Learning About Insects on the Playground
For kids of all ages from 3-99, this is a great place to start learning about insects. Thanks to Willow Underhill of the Old Louisville Student Conservation Association for recommending it on behalf of her 3-year-old son Landon.
UNIQUE OJAI LODGING
From the Blue Iguana website: “The Blue Iguana Inn of Ojai, California, brings the same distinctive, artistic character to your leisure, romance or business accommodation. Called ‘Hip and Stylish’ by Sunset Magazine, the Blue Iguana Inn is a charming old-world style boutique villa-inn. Ideally located just two minutes to the historic Ojai village and 12 minutes to the Pacific Ocean, the ‘Blue’ is the perfect destination for everyone who seeks unsurpassed comfort, affordable richness and unique, artistic style.”

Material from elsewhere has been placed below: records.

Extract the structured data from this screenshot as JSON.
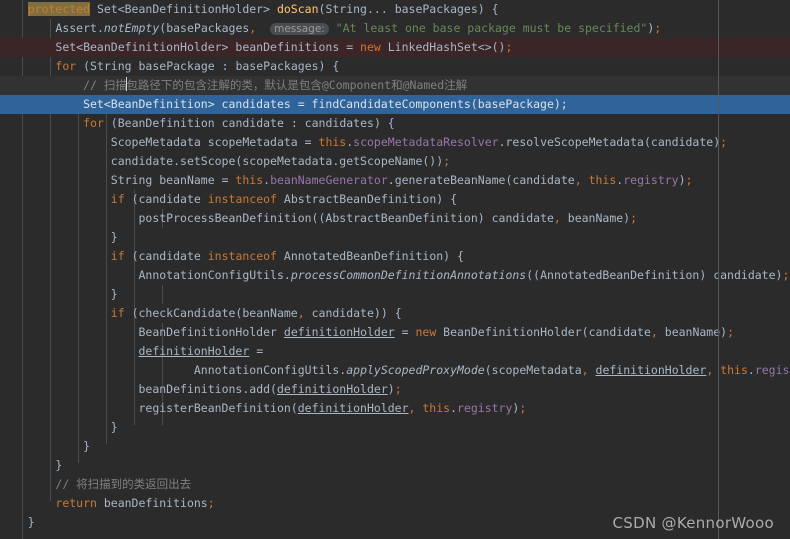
{
  "editor": {
    "theme_name": "darcula",
    "background": "#2b2b2b",
    "selected_line_color": "#2f6399",
    "modified_line_color": "#3b2526",
    "margin_guide_color": "#555759",
    "search_highlight_color": "#7f6f40"
  },
  "watermark": {
    "text": "CSDN @KennorWooo"
  },
  "code": {
    "language": "java",
    "lines": [
      {
        "n": 1,
        "bg": "none",
        "text": "    protected Set<BeanDefinitionHolder> doScan(String... basePackages) {"
      },
      {
        "n": 2,
        "bg": "none",
        "text": "        Assert.notEmpty(basePackages,  message: \"At least one base package must be specified\");"
      },
      {
        "n": 3,
        "bg": "modified",
        "text": "        Set<BeanDefinitionHolder> beanDefinitions = new LinkedHashSet<>();"
      },
      {
        "n": 4,
        "bg": "none",
        "text": "        for (String basePackage : basePackages) {"
      },
      {
        "n": 5,
        "bg": "comment",
        "text": "            // 扫描包路径下的包含注解的类，默认是包含@Component和@Named注解"
      },
      {
        "n": 6,
        "bg": "selected",
        "text": "            Set<BeanDefinition> candidates = findCandidateComponents(basePackage);"
      },
      {
        "n": 7,
        "bg": "none",
        "text": "            for (BeanDefinition candidate : candidates) {"
      },
      {
        "n": 8,
        "bg": "none",
        "text": "                ScopeMetadata scopeMetadata = this.scopeMetadataResolver.resolveScopeMetadata(candidate);"
      },
      {
        "n": 9,
        "bg": "none",
        "text": "                candidate.setScope(scopeMetadata.getScopeName());"
      },
      {
        "n": 10,
        "bg": "none",
        "text": "                String beanName = this.beanNameGenerator.generateBeanName(candidate, this.registry);"
      },
      {
        "n": 11,
        "bg": "none",
        "text": "                if (candidate instanceof AbstractBeanDefinition) {"
      },
      {
        "n": 12,
        "bg": "none",
        "text": "                    postProcessBeanDefinition((AbstractBeanDefinition) candidate, beanName);"
      },
      {
        "n": 13,
        "bg": "none",
        "text": "                }"
      },
      {
        "n": 14,
        "bg": "none",
        "text": "                if (candidate instanceof AnnotatedBeanDefinition) {"
      },
      {
        "n": 15,
        "bg": "none",
        "text": "                    AnnotationConfigUtils.processCommonDefinitionAnnotations((AnnotatedBeanDefinition) candidate);"
      },
      {
        "n": 16,
        "bg": "none",
        "text": "                }"
      },
      {
        "n": 17,
        "bg": "none",
        "text": "                if (checkCandidate(beanName, candidate)) {"
      },
      {
        "n": 18,
        "bg": "none",
        "text": "                    BeanDefinitionHolder definitionHolder = new BeanDefinitionHolder(candidate, beanName);"
      },
      {
        "n": 19,
        "bg": "none",
        "text": "                    definitionHolder ="
      },
      {
        "n": 20,
        "bg": "none",
        "text": "                            AnnotationConfigUtils.applyScopedProxyMode(scopeMetadata, definitionHolder, this.registry);"
      },
      {
        "n": 21,
        "bg": "none",
        "text": "                    beanDefinitions.add(definitionHolder);"
      },
      {
        "n": 22,
        "bg": "none",
        "text": "                    registerBeanDefinition(definitionHolder, this.registry);"
      },
      {
        "n": 23,
        "bg": "none",
        "text": "                }"
      },
      {
        "n": 24,
        "bg": "none",
        "text": "            }"
      },
      {
        "n": 25,
        "bg": "none",
        "text": "        }"
      },
      {
        "n": 26,
        "bg": "none",
        "text": "        // 将扫描到的类返回出去"
      },
      {
        "n": 27,
        "bg": "none",
        "text": "        return beanDefinitions;"
      },
      {
        "n": 28,
        "bg": "none",
        "text": "    }"
      }
    ],
    "inlay_hints": [
      {
        "line": 2,
        "label": "message:"
      }
    ],
    "search_highlighted_token": "protected",
    "caret_line": 5,
    "selected_line": 6
  }
}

From the Emerald Iguana website: “Enter through hand-carved stone pillars, under a canopy of live oak, sycamore and pepper trees, into a peaceful garden oasis. A cascade of soothing water trickles from the mouth of a magnificently tiled Emerald Iguana fountain, welcoming visitors to Ojai’s most enchanting hideaway. Definitely not the typical hotel, this romantic destination provides a tranquil retreat for the discriminating traveler. The Emerald Iguana Inn offers relaxation, privacy and the opportunity to rejuvenate your mind and spirit in luxury and comfort.”
Ojai Valley Escapes
Ojai Valley Escapes is the premier choice for a renowned collection of ultra-luxurious vacation rentals available for short-term stays in the heart of the Ojai Valley. All of their vacation rentals feature beautiful decor, are fully equipped, and are located in private, quiet Ojai settings.
MY WEB SUPPORT SYSTEM
Laura is a graphic designer who also does web design with the eye of an artist.
Evan designed the logo at the top of my website pages, including drawing the caricature. He’s a great graphic artist and all-around good guy based in Ojai.